= WHAT YOU SHOULD DO =
Print out every record exactly as it appears.

** Opening SOURCE DATA block **

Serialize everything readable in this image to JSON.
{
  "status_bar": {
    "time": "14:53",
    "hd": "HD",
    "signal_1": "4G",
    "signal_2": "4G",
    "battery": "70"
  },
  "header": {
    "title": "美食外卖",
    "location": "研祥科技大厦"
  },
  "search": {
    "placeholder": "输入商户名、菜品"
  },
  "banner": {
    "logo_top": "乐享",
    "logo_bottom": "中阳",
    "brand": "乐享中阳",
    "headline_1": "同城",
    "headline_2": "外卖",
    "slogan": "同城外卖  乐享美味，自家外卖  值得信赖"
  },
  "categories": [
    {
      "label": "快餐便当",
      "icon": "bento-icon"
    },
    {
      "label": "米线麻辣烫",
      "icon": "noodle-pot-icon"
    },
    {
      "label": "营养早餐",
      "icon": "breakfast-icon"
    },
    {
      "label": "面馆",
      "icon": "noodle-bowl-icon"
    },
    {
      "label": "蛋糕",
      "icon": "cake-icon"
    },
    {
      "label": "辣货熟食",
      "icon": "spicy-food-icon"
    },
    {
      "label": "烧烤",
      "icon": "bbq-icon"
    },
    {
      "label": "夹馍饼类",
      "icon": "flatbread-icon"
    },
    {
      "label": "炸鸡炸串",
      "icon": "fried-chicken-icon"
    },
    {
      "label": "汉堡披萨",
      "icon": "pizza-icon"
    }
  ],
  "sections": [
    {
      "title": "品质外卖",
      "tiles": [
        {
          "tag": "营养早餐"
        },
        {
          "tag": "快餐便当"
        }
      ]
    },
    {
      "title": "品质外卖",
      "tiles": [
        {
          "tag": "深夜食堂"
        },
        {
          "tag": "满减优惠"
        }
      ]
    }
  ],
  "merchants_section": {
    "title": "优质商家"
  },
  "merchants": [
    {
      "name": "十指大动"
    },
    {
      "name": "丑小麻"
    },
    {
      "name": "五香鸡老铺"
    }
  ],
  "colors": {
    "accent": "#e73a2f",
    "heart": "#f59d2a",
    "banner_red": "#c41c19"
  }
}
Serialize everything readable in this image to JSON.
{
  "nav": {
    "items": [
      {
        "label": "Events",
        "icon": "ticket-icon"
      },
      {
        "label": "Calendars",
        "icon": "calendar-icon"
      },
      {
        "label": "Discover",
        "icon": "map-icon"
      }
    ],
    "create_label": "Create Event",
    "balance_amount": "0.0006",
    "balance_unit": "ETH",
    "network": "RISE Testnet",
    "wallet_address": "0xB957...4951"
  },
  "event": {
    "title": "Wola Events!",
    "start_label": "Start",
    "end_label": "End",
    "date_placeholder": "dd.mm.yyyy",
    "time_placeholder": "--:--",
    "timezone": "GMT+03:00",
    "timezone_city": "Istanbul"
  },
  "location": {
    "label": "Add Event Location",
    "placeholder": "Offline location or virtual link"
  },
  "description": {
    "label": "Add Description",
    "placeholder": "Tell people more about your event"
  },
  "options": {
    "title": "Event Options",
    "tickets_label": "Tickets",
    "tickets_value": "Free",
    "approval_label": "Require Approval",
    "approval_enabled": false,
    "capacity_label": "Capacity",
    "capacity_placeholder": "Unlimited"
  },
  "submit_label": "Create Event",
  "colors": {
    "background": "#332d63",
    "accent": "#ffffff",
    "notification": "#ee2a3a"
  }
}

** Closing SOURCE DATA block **

= ANSWER BELOW =
Serialize everything readable in this image to JSON.
{
  "status_bar": {
    "time": "14:53",
    "hd": "HD",
    "signal_1": "4G",
    "signal_2": "4G",
    "battery": "70"
  },
  "header": {
    "title": "美食外卖",
    "location": "研祥科技大厦"
  },
  "search": {
    "placeholder": "输入商户名、菜品"
  },
  "banner": {
    "logo_top": "乐享",
    "logo_bottom": "中阳",
    "brand": "乐享中阳",
    "headline_1": "同城",
    "headline_2": "外卖",
    "slogan": "同城外卖  乐享美味，自家外卖  值得信赖"
  },
  "categories": [
    {
      "label": "快餐便当",
      "icon": "bento-icon"
    },
    {
      "label": "米线麻辣烫",
      "icon": "noodle-pot-icon"
    },
    {
      "label": "营养早餐",
      "icon": "breakfast-icon"
    },
    {
      "label": "面馆",
      "icon": "noodle-bowl-icon"
    },
    {
      "label": "蛋糕",
      "icon": "cake-icon"
    },
    {
      "label": "辣货熟食",
      "icon": "spicy-food-icon"
    },
    {
      "label": "烧烤",
      "icon": "bbq-icon"
    },
    {
      "label": "夹馍饼类",
      "icon": "flatbread-icon"
    },
    {
      "label": "炸鸡炸串",
      "icon": "fried-chicken-icon"
    },
    {
      "label": "汉堡披萨",
      "icon": "pizza-icon"
    }
  ],
  "sections": [
    {
      "title": "品质外卖",
      "tiles": [
        {
          "tag": "营养早餐"
        },
        {
          "tag": "快餐便当"
        }
      ]
    },
    {
      "title": "品质外卖",
      "tiles": [
        {
          "tag": "深夜食堂"
        },
        {
          "tag": "满减优惠"
        }
      ]
    }
  ],
  "merchants_section": {
    "title": "优质商家"
  },
  "merchants": [
    {
      "name": "十指大动"
    },
    {
      "name": "丑小麻"
    },
    {
      "name": "五香鸡老铺"
    }
  ],
  "colors": {
    "accent": "#e73a2f",
    "heart": "#f59d2a",
    "banner_red": "#c41c19"
  }
}
Serialize everything readable in this image to JSON.
{
  "nav": {
    "items": [
      {
        "label": "Events",
        "icon": "ticket-icon"
      },
      {
        "label": "Calendars",
        "icon": "calendar-icon"
      },
      {
        "label": "Discover",
        "icon": "map-icon"
      }
    ],
    "create_label": "Create Event",
    "balance_amount": "0.0006",
    "balance_unit": "ETH",
    "network": "RISE Testnet",
    "wallet_address": "0xB957...4951"
  },
  "event": {
    "title": "Wola Events!",
    "start_label": "Start",
    "end_label": "End",
    "date_placeholder": "dd.mm.yyyy",
    "time_placeholder": "--:--",
    "timezone": "GMT+03:00",
    "timezone_city": "Istanbul"
  },
  "location": {
    "label": "Add Event Location",
    "placeholder": "Offline location or virtual link"
  },
  "description": {
    "label": "Add Description",
    "placeholder": "Tell people more about your event"
  },
  "options": {
    "title": "Event Options",
    "tickets_label": "Tickets",
    "tickets_value": "Free",
    "approval_label": "Require Approval",
    "approval_enabled": false,
    "capacity_label": "Capacity",
    "capacity_placeholder": "Unlimited"
  },
  "submit_label": "Create Event",
  "colors": {
    "background": "#332d63",
    "accent": "#ffffff",
    "notification": "#ee2a3a"
  }
}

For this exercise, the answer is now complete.